Hydrangea Mania

Home
Book Signings Etc.
About the Author
Hydrangea Books
FAQS
Hydrangea Photo Art
Mopheads
Lacecaps
Arborescens
Paniculatas
Oakleaf Hydrangeas
Climbing Hydrangeas
Caring for Hydrangeas
Hydrangea Containers
Potted Hydrangeas
Hydrangeas Around the World
CCHS Display Garden
Links
Hydrangea Societies
Contact Info

How to Prolong the Life of Cut Hydrangeas

Bluemopheadinbowl.JPG
Copyright 2011 Joan Harrison

Hydrangeas make such beautiful cut flowers you want them to stay fresh looking as long as possible. If you've ever had the experience of having your cut hydrangeas wilt after only a day or two, you will appreciate knowing what you can do to prolong their life as cut flowers in vases and other containers.

Things you'll need:
  • Hydrangeas
  • Pruning shears
  • Scissors
  • Floral preservative (optional)
  • Fresh clean water
  • Vase or other container

If you are cutting hydrangeas in your own garden, cut them in the morning or the evening; not during the heat of the day. If you are purchasing them, buy them from a reputable florist. Flowers purchased at a farmers market are usually freshly picked.

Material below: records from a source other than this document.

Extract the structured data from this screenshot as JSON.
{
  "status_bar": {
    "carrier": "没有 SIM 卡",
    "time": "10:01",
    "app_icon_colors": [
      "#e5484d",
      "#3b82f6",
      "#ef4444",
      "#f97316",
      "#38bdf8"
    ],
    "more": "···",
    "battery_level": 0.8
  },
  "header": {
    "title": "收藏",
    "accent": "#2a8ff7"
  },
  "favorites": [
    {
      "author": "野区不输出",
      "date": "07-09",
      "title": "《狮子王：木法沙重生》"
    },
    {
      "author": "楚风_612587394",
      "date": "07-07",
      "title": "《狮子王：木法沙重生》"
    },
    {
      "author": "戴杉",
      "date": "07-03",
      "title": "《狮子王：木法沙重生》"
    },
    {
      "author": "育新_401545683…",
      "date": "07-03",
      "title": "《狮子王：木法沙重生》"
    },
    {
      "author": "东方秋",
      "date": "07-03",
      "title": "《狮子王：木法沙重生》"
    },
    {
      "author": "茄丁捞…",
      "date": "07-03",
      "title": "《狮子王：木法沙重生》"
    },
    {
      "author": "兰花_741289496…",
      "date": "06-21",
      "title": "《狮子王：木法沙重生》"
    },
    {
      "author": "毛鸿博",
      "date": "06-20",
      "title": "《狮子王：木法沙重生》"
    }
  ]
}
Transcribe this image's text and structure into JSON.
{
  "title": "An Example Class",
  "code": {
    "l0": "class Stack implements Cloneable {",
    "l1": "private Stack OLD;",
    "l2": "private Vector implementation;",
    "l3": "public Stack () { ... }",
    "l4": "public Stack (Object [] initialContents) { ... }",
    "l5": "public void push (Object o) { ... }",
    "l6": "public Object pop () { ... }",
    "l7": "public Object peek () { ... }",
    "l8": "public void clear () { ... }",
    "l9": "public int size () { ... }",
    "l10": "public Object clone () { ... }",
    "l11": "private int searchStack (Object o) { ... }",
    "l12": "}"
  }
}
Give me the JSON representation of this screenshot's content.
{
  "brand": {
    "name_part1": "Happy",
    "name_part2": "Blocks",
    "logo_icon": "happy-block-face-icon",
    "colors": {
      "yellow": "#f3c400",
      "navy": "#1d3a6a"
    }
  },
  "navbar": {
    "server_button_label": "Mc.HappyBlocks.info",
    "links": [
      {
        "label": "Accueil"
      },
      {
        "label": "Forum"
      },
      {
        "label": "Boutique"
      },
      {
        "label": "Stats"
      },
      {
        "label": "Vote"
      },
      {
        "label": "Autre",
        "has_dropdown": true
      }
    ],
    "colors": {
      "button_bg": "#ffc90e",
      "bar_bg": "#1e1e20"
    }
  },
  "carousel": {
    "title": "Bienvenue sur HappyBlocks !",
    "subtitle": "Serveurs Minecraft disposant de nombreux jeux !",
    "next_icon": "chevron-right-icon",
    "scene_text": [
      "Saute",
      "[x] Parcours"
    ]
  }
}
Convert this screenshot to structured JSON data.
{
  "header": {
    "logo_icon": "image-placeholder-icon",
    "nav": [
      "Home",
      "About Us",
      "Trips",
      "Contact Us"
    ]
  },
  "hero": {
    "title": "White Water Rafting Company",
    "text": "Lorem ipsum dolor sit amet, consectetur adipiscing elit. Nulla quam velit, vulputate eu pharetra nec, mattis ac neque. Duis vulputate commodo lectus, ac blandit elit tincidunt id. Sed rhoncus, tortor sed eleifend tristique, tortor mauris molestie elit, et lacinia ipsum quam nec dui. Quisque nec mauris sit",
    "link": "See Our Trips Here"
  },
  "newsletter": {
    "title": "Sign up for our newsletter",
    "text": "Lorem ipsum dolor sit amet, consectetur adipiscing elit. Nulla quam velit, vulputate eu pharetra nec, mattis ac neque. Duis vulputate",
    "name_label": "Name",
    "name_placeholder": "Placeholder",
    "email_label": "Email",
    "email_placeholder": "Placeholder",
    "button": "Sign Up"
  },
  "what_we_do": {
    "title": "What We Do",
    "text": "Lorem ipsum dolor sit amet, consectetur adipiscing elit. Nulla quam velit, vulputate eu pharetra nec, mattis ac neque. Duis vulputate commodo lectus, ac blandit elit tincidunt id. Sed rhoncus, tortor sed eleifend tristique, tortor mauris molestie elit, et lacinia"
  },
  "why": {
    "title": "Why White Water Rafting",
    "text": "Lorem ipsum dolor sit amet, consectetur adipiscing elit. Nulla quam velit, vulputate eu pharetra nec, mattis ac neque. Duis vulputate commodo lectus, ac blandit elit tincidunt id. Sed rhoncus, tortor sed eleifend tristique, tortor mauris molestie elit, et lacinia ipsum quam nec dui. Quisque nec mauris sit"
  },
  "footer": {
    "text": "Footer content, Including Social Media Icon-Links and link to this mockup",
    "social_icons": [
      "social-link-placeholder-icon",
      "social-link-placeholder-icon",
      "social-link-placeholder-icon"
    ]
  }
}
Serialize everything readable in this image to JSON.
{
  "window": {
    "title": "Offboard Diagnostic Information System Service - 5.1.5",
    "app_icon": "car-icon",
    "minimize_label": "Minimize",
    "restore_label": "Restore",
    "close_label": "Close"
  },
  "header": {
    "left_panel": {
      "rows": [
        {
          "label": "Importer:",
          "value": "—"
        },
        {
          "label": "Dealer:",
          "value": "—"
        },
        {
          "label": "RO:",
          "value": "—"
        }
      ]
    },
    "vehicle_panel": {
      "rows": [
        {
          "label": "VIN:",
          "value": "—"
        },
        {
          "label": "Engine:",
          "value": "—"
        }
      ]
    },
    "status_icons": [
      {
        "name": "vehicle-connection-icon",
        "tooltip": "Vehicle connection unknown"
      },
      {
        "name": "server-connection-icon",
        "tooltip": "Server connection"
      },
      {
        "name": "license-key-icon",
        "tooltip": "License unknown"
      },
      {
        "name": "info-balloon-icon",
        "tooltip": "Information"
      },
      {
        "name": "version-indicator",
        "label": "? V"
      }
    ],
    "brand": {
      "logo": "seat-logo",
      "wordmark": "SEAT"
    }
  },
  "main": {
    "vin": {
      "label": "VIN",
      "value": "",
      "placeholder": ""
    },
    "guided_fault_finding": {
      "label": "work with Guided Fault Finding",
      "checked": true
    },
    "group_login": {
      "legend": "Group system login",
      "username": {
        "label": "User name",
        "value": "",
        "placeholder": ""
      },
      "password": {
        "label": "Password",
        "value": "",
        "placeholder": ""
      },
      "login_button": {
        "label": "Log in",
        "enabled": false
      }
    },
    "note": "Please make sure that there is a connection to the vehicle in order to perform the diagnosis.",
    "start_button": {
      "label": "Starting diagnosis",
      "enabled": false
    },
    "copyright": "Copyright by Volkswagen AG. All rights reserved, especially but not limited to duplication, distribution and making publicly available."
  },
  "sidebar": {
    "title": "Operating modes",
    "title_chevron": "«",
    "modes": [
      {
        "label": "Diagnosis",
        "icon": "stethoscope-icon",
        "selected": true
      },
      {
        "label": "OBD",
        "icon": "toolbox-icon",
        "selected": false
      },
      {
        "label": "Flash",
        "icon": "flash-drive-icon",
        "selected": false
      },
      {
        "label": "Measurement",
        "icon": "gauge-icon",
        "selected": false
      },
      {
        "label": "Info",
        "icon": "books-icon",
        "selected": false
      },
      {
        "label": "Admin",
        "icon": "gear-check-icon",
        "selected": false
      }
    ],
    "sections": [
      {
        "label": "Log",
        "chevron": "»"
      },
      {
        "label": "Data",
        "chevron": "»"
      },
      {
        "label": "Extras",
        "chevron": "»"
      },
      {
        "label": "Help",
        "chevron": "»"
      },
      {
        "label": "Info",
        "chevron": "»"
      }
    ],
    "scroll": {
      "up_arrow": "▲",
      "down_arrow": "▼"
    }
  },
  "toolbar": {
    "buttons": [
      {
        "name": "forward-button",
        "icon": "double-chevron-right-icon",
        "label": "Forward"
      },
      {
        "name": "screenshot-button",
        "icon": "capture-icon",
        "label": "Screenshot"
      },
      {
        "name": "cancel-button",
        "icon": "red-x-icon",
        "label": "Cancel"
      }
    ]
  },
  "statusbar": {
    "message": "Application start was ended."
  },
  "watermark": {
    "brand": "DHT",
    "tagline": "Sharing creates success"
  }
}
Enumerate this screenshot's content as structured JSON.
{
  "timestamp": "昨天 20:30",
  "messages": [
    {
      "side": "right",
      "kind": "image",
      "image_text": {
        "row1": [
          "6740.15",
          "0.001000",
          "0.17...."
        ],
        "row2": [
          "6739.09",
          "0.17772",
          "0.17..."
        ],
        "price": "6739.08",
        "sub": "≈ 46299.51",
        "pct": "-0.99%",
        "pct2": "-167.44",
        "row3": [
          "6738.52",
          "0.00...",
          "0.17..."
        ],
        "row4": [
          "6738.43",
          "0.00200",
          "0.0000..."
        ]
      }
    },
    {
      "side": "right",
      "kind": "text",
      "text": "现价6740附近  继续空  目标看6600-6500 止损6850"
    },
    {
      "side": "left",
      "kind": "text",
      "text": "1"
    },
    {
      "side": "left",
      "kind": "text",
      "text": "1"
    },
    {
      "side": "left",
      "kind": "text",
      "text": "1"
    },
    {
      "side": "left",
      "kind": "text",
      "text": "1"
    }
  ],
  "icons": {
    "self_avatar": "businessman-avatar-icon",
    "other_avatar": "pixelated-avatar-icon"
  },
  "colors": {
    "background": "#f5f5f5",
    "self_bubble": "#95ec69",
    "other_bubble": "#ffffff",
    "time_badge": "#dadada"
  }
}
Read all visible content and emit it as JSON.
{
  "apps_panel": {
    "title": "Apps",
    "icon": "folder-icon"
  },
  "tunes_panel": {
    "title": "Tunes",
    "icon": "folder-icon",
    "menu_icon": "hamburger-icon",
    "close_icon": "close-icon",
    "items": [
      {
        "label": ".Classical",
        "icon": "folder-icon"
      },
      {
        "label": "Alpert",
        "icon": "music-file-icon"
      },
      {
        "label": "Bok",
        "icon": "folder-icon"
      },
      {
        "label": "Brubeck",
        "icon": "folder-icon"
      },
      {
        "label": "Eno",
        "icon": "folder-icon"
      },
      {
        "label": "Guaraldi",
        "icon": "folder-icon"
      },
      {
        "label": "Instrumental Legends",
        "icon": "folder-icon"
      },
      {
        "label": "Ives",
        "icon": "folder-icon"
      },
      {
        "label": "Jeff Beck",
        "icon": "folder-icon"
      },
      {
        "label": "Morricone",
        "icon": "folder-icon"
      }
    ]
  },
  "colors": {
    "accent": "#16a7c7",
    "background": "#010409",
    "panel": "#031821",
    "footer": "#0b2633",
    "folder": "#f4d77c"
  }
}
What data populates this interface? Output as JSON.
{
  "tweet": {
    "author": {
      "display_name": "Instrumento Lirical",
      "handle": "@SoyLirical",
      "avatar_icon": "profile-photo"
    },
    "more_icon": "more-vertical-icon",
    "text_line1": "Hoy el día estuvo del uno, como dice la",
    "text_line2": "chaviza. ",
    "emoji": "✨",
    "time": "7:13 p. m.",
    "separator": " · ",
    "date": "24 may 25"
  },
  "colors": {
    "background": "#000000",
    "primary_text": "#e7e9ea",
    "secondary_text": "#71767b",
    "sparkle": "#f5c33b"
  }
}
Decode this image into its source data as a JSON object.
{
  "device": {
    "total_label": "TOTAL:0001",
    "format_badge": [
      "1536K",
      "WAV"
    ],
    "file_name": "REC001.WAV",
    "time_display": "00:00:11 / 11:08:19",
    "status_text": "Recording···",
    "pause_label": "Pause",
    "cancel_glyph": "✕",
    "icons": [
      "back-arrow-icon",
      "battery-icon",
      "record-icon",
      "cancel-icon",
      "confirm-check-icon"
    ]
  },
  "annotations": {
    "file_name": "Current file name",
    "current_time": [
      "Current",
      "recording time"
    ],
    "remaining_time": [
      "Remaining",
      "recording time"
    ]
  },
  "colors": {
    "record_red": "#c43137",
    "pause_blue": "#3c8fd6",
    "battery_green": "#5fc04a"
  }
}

Put the cut hydrangeas in cool water immediately, whether you are in your own garden or driving home from the market. If you haven't brought a bucket of water in your car, at least make sure the hydrangeas are out of direct sunlight, then get them in water as soon as you get home.

CutFlowersinBucket.JPG
Copyright 2011 Joan Harrison

Strip off all leaves immediately and place the cut flowers in a bucket of water. You'll want to condition the flowers as soon as you get them inside.

FlowersInSink.JPG
Copyright 2011 Joan Harrison

Condition the hydrangeas before placing them in arrangements. To condition hydrangeas remove all their leaves, cut the stem at an angle with the pruning shears then make a long vertical cut with scissors where you've made that angle cut and plunge the stems in lukewarm water up to their "necks" (i.e., just under the flower heads). A tall kitchen wastebasket works well for this purpose. Add a floral preservative to the water, if you have it available. Cover the flower heads with damp white paper towels. Place in a cool location for a few hours.

CutFlowersinWastebasket1.JPG
Copyright 2011 Joan Harrison
CutFlowersinWastebasket2.JPG
Copyright 2011 Joan Harrison

Another way of conditioning the flowers is to submerge them in water. You can place them upside down in a sink, bathtub, or similar container and leave them submerged for at least 20 minutes. It doesn't matter if the stems are sticking up in the air.

Select the container for the flower arrangement. Please note that the shorter the hydrangea stem, the longer it is likely to stay fresh.

MargaritaArrangement.JPG
Copyright 2011 Joan Harrison

A Margarita glass makes a great container for a single hydrangea stem or in combination with other flowers. The arrangement above includes small hydrangea stems with Sweet William and Canterbury bells.

Make fresh cuts in the hydrangea stems just before placing them in the arrangement; first the angle cut with the pruning shears then the vertical cut with the scissors.

If you want to include some hydrangea leaves in the arrangement, cut a few stems just for the leaves. Since the leaves are big, they require a lot of water. Keeping leaves on the stems with the flowers will shorten the life of the flowers.

Place the finished arrangement out of direct sunlight and away from any heat source. Change the water and recut the stems every few days. If wilting occurs, remove the arrangement to a cool place and cover the flower heads with dampened white paper towels.

 Mature flowers last longer in arrangements than immature flowers. A mature flower has attained its color fully. Immature flowers, those that have just emerged on the plant, very often have a mix of other colors including soft shades of green and yellow.

ImmatureMatureflowers.jpg
Copyright 2011 Joan Harrison

Flowers on the same shrub can be at different levels of maturity. The flower on the left is newly emerging. If picked at this stage for an indoor arrangement it would quickly wilt away. The flower on the right has attained its full color and would make a good choice for a cut flower.

Powered by Register.com

Copyright 2011 Joan Harrison